April 24, 2019
By Beth Herrild
I’ve been experimenting lately with drawing Mandalas. Mandala, roughly translated, means circle. It comes from Buddhist and Hindu traditions. A typical mandala starts in the center of the circle and radiates outward. They can be precisely measured or drawn organically and free-flowing. They can mean different things to different people, but what I know for sure, is that drawing mandalas is a meditative experience for the artist and can also be an impactful experience for the viewer. Our Zen Drawing Box contains all the supplies needed to get started with mandalas, except maybe a round dinner plate to trace.

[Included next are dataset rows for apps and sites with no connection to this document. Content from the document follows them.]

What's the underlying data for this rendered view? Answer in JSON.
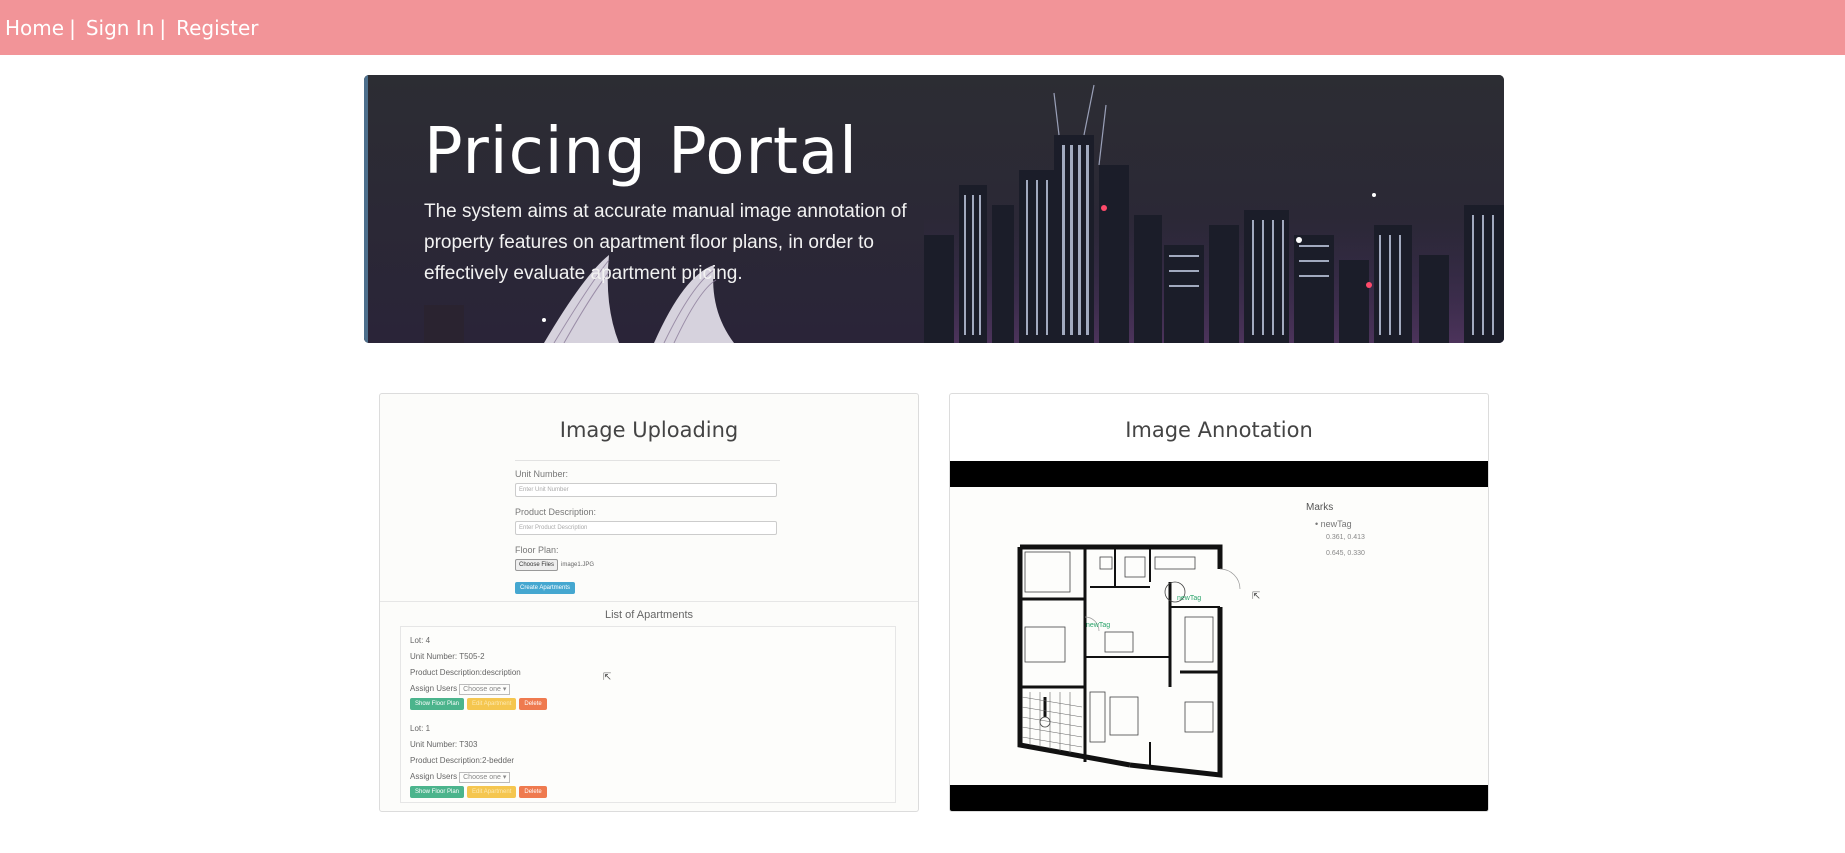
{
  "nav": {
    "home": "Home",
    "sign_in": "Sign In",
    "register": "Register",
    "separator": "|"
  },
  "hero": {
    "title": "Pricing Portal",
    "description": "The system aims at accurate manual image annotation of property features on apartment floor plans, in order to effectively evaluate apartment pricing."
  },
  "upload": {
    "title": "Image Uploading",
    "unit_label": "Unit Number:",
    "unit_placeholder": "Enter Unit Number",
    "desc_label": "Product Description:",
    "desc_placeholder": "Enter Product Description",
    "floor_label": "Floor Plan:",
    "file_button": "Choose Files",
    "file_name": "image1.JPG",
    "create_button": "Create Apartments",
    "list_title": "List of Apartments",
    "apartments": [
      {
        "lot": "Lot: 4",
        "unit": "Unit Number: T505-2",
        "desc": "Product Description:description",
        "assign": "Assign Users",
        "select": "Choose one"
      },
      {
        "lot": "Lot: 1",
        "unit": "Unit Number: T303",
        "desc": "Product Description:2-bedder",
        "assign": "Assign Users",
        "select": "Choose one"
      }
    ],
    "btn_show": "Show Floor Plan",
    "btn_edit": "Edit Apartment",
    "btn_delete": "Delete"
  },
  "annotation": {
    "title": "Image Annotation",
    "marks_title": "Marks",
    "mark_name": "newTag",
    "coord1": "0.361, 0.413",
    "coord2": "0.645, 0.330",
    "tag_label": "newTag"
  }
}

You can start by simply putting a black dot in the middle of your paper and working out from there. Be playful and let your creative mind take over. I find it helpful to draw some light lines with a pencil through the center to roughly divide up the circle into quadrants. You don’t have to be precise about it, just estimate visually to give yourself a few guidelines. Some people use a compass and protractor and get really precise – that’s not my style, but it may be yours. I find them meditative BECAUSE I let them unfold organically. The idea is just to repeat shapes all the way around the circle. Some people don’t even do this. There are really no concrete rules that you have to follow.

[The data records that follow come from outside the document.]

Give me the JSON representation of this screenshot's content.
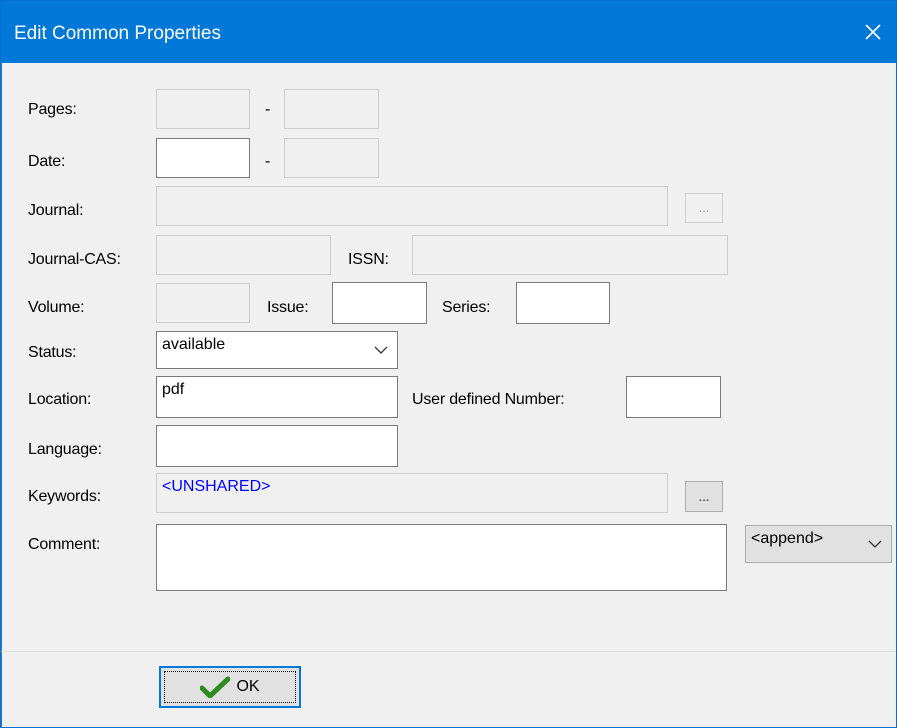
{
  "window": {
    "title": "Edit Common Properties"
  },
  "fields": {
    "pages_label": "Pages:",
    "pages_sep": "-",
    "date_label": "Date:",
    "date_sep": "-",
    "journal_label": "Journal:",
    "journal_btn": "...",
    "journal_cas_label": "Journal-CAS:",
    "issn_label": "ISSN:",
    "volume_label": "Volume:",
    "issue_label": "Issue:",
    "series_label": "Series:",
    "status_label": "Status:",
    "status_value": "available",
    "location_label": "Location:",
    "location_value": "pdf",
    "user_number_label": "User defined Number:",
    "language_label": "Language:",
    "keywords_label": "Keywords:",
    "keywords_value": "<UNSHARED>",
    "keywords_btn": "...",
    "comment_label": "Comment:",
    "comment_mode": "<append>"
  },
  "footer": {
    "ok_label": "OK"
  },
  "colors": {
    "titlebar": "#0078d7",
    "unshared_text": "#0000ff",
    "ok_check": "#2e8b1f"
  },
  "icons": {
    "close": "close-icon",
    "dropdown": "chevron-down-icon",
    "ok": "checkmark-icon"
  }
}
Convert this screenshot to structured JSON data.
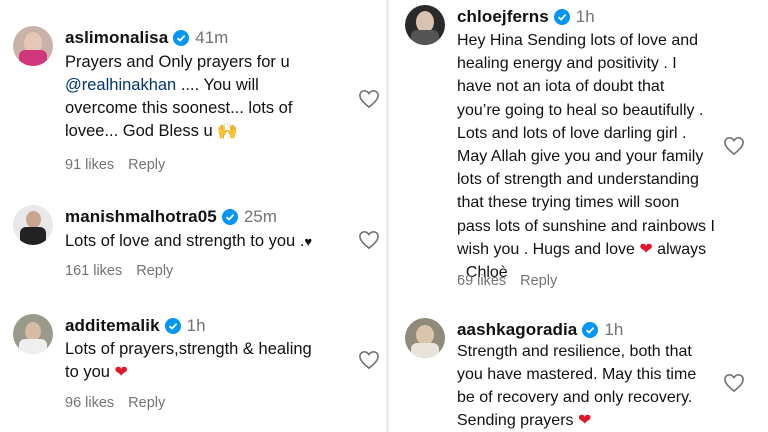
{
  "left_comments": [
    {
      "username": "aslimonalisa",
      "time": "41m",
      "lines": [
        "Prayers and Only prayers for u"
      ],
      "mention": "@realhinakhan",
      "after_mention": " .... You will",
      "lines2": [
        "overcome this soonest... lots of",
        "lovee... God Bless u"
      ],
      "emoji": "🙌",
      "likes": "91 likes",
      "reply": "Reply"
    },
    {
      "username": "manishmalhotra05",
      "time": "25m",
      "text": "Lots of love and strength to you .",
      "emoji": "♥",
      "likes": "161 likes",
      "reply": "Reply"
    },
    {
      "username": "additemalik",
      "time": "1h",
      "line1": "Lots of prayers,strength & healing",
      "line2": "to you",
      "emoji": "❤",
      "likes": "96 likes",
      "reply": "Reply"
    }
  ],
  "right_comments": [
    {
      "username": "chloejferns",
      "time": "1h",
      "lines": [
        "Hey Hina Sending lots of love and",
        "healing energy and positivity . I",
        "have not an iota of doubt that",
        "you’re going to heal so beautifully .",
        "Lots and lots of love darling girl .",
        "May Allah give you and your family",
        "lots of strength and understanding",
        "that these trying times will soon",
        "pass lots of sunshine and rainbows I"
      ],
      "line_last_a": "wish you . Hugs and love ",
      "emoji": "❤",
      "line_last_b": " always",
      "line_end": ". Chloè",
      "likes": "69 likes",
      "reply": "Reply"
    },
    {
      "username": "aashkagoradia",
      "time": "1h",
      "lines": [
        "Strength and resilience, both that",
        "you have mastered. May this time",
        "be of recovery and only recovery."
      ],
      "line_last": "Sending prayers ",
      "emoji": "❤"
    }
  ],
  "icons": {
    "verified": "verified-badge-icon",
    "like": "heart-outline-icon"
  },
  "colors": {
    "verified": "#0095f6",
    "muted": "#737373",
    "mention": "#00376b",
    "heart": "#e0162b"
  }
}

Another way to start is by tracing around something to give yourself a large circle. I actually find this much more difficult. I think my brain sees the drawn circle as confining. You can even draw a few concentric circles if that works for your brain.
As you can see, just using a black marker and white paper is quite striking! But, you can go back in with colored markers and color in some of the areas. If you use a waterproof marker, you can also go back in and add some watercolor washes after you have finished drawing. The liquid watercolors in our Watercolor Box are great for this, but there are no watercolors in our Zen Drawing Box. You could also use water soluble colored pencils that are like regular colored pencils but then if you brush over them with water, they become watercolors. I would encourage you to try several different ways. Try to be more in the moment with the process and less about the final product. Experiment and see what happens.
Since mandalas are meant to be meditative, drawing them as part of your morning ritual is a great way to start your day. Or before bed at night. If you have children, you could draw mandalas together as part of a transition activity when everyone arrives home from school or work. I enjoy drawing in the morning with a cup of coffee, often before I even get out of bed. Drawing mandalas instead of watching the morning news puts me in a much better mindset to have a productive and happy day. However you choose to draw mandalas, I hope they bring you joy.